WASHINGTON (MarketWatch) — President Donald Trump has gone to bat “big league” for steel makers and other American manufacturers in a bid to slash the huge U.S. trade deficit, but the solution no longer depends on rescuing traditional blue-collar industries.
The best way to narrow the trade gap in the long run is more likely to come by opening up foreign markets to post-industrial companies such as Amazon
Fidelity Investments and Paramount Pictures — firms that provide services instead of goods.
The U.S. has a large and increasing trade surplus in services, reflecting its leadership position in many of the most rapidly growing industries in the world.
Ensuring a level playing field in steel and other old-line businesses certainly can’t hurt, of course. A large slice of the $500 billion annual U.S. trade deficit arguably stems from unequal access to foreign markets.
In his first big move to address the problem, Trump on Thursday sought to revive an arcane 1960s law that could allow the U.S. to erect new barriers on foreign-steel imports. Read: Steel stocks rally on Trump review
The White House vows to protect American producers and their workers from what the president described as unfair competition that has cost countless jobs and made it harder for the economy to grow.
We're going to use American steel, we're going to use American labor, we are going to come first in all deals. ➡️https://t.co/Ty5011oJjU pic.twitter.com/yC5ZuVavxK

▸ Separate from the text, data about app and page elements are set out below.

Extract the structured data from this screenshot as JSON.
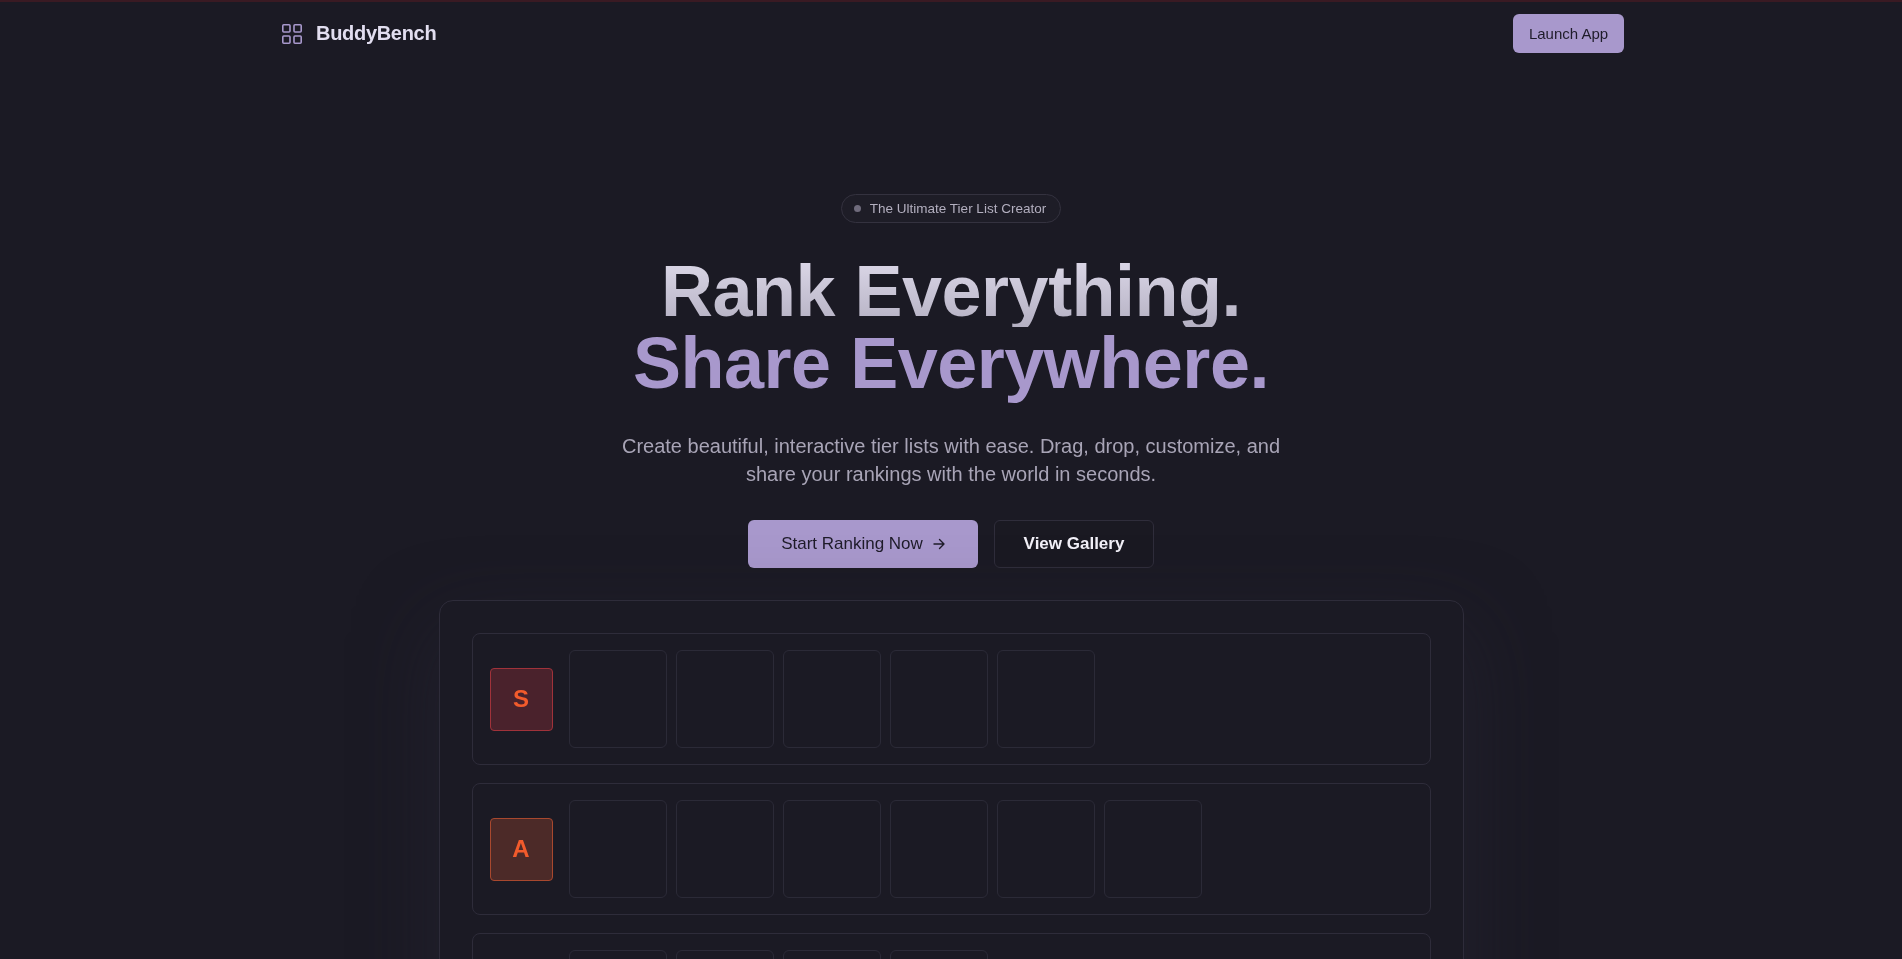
{
  "header": {
    "brand": "BuddyBench",
    "launch_button": "Launch App"
  },
  "hero": {
    "badge": "The Ultimate Tier List Creator",
    "headline": "Rank Everything.",
    "headline_accent": "Share Everywhere.",
    "subtitle": "Create beautiful, interactive tier lists with ease. Drag, drop, customize, and share your rankings with the world in seconds.",
    "buttons": [
      {
        "label": "Start Ranking Now",
        "kind": "primary"
      },
      {
        "label": "View Gallery",
        "kind": "secondary"
      }
    ]
  },
  "tier_list": {
    "tiers": [
      {
        "label": "S",
        "color": "#a0323a",
        "slots": [
          {
            "kind": "empty"
          },
          {
            "kind": "empty"
          },
          {
            "kind": "empty"
          },
          {
            "kind": "empty"
          },
          {
            "kind": "empty"
          }
        ]
      },
      {
        "label": "A",
        "color": "#a8482e",
        "slots": [
          {
            "kind": "empty"
          },
          {
            "kind": "empty"
          },
          {
            "kind": "empty"
          },
          {
            "kind": "empty"
          },
          {
            "kind": "empty"
          },
          {
            "kind": "empty"
          }
        ]
      },
      {
        "slots": [
          {
            "kind": "empty"
          },
          {
            "kind": "empty"
          },
          {
            "kind": "empty"
          },
          {
            "kind": "empty"
          }
        ]
      }
    ]
  }
}
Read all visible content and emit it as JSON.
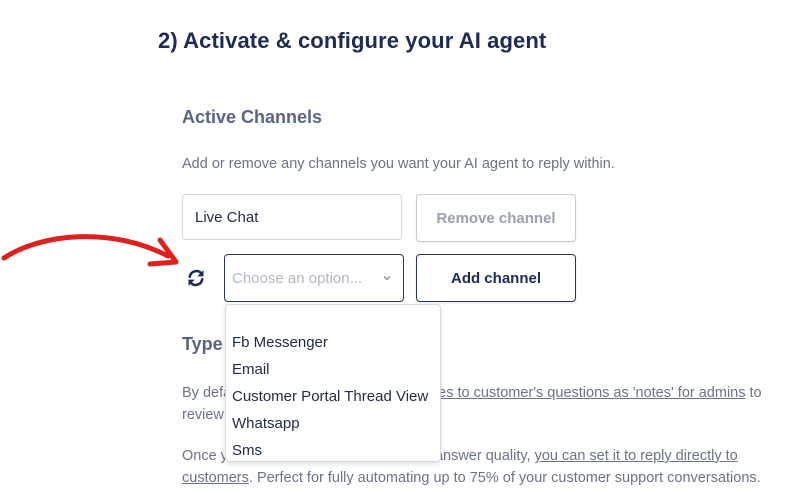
{
  "heading": "2) Activate & configure your AI agent",
  "active_channels": {
    "title": "Active Channels",
    "description": "Add or remove any channels you want your AI agent to reply within.",
    "current_channel": "Live Chat",
    "remove_label": "Remove channel",
    "add_label": "Add channel",
    "select_placeholder": "Choose an option...",
    "options": [
      "Fb Messenger",
      "Email",
      "Customer Portal Thread View",
      "Whatsapp",
      "Sms"
    ]
  },
  "type_section": {
    "title_visible": "Type",
    "para1_start": "By defa",
    "para1_link": "es to customer's questions as 'notes' for admins",
    "para1_end": " to",
    "para1_line2": "review",
    "para2_start": "Once y",
    "para2_mid": "answer quality, ",
    "para2_link1": "you can set it to reply directly to",
    "para2_link2": "customers",
    "para2_end": ". Perfect for fully automating up to 75% of your customer support conversations."
  },
  "colors": {
    "arrow": "#e0201c",
    "primary": "#1f2a55",
    "muted_text": "#6b7385"
  }
}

— Donald J. Trump (@realDonaldTrump) April 20, 2017
Yet the move to protect old-line industries, even if warranted and long overdue, obscures a new reality: The U.S. is now a service-dominated economy whose perch at the top of the global economic order is increasingly supported by its leadership in areas such as Internet services, finance, entertainment, retail and high-tech innovation.
About 80% of Americans work in the so-called service sector, a rapidly growing coterie of industries that involve everything from healing sick hospital patients to delivering products purchased online to enabling borrowers to obtain a loan.
“If you look at the future, the gains are going to come from expanding service exports,” said Edward Alden, senior fellow at the Council of Foreign Relations and author of Failure to Adjust: How Americans Got Left Behind in the Global Economy.
Changing trade patterns illustrate why.
Although exports of U.S. goods are twice as large as services, services have been rising considerably faster. In 2016 services accounted for a record 34% of U.S. exports vs. less than 20% in the early 1980s.
The U.S. also sells far more services than it receives from other countries. Service exports nearly doubled in value to a record $752.4 billion in 2016 vs. a decade earlier, resulting in a $249 billion surplus.
By contrast, the U.S. posted a $749.9 billion deficit last year in goods such as steel, computers and cell phones.
The result: The U.S. ran a $500 billion deficit in 2016.
What makes progress in U.S. service exports more remarkable is that other countries are less open to them.
“The trade barriers for services are in most cases considerably higher than they are for manufactured goods,” Alden said.
The U.S. has sought for years to pry open foreign countries to American service providers, especially Wall Street and Hollywood, but other nations view those markets as more sensitive and in need of domestic protection. They also tend to be more highly regulated domestic industries.
“It’s just a lot more complicated,” Alden said.
For now Trump has not said much about U.S. service exports, focusing his attention mostly on autos and steel. His White House staff is also skimpy on experts in services other than finance.
Even worse, his stricter approach to immigration and travelers coming to the U.S. has made a dent in the large U.S. tourism industry, at least early in his presidency. Hotels, restaurants and airline operators have lost customers — and that means less work for cleaners, waitresses and flight attendants.
“It’s the largest service export and they are killing it so far,” Alden said. Tourism and travel represents about 28% of all U.S. service exports.
As was the case after the terrorist attacks on Sept. 11, 2001, stricter rules on entering the U.S. are likely to be eased once industry complaints grow loud enough. But fewer foreigners visiting America and spending the money certainly won’t help the U.S. economy.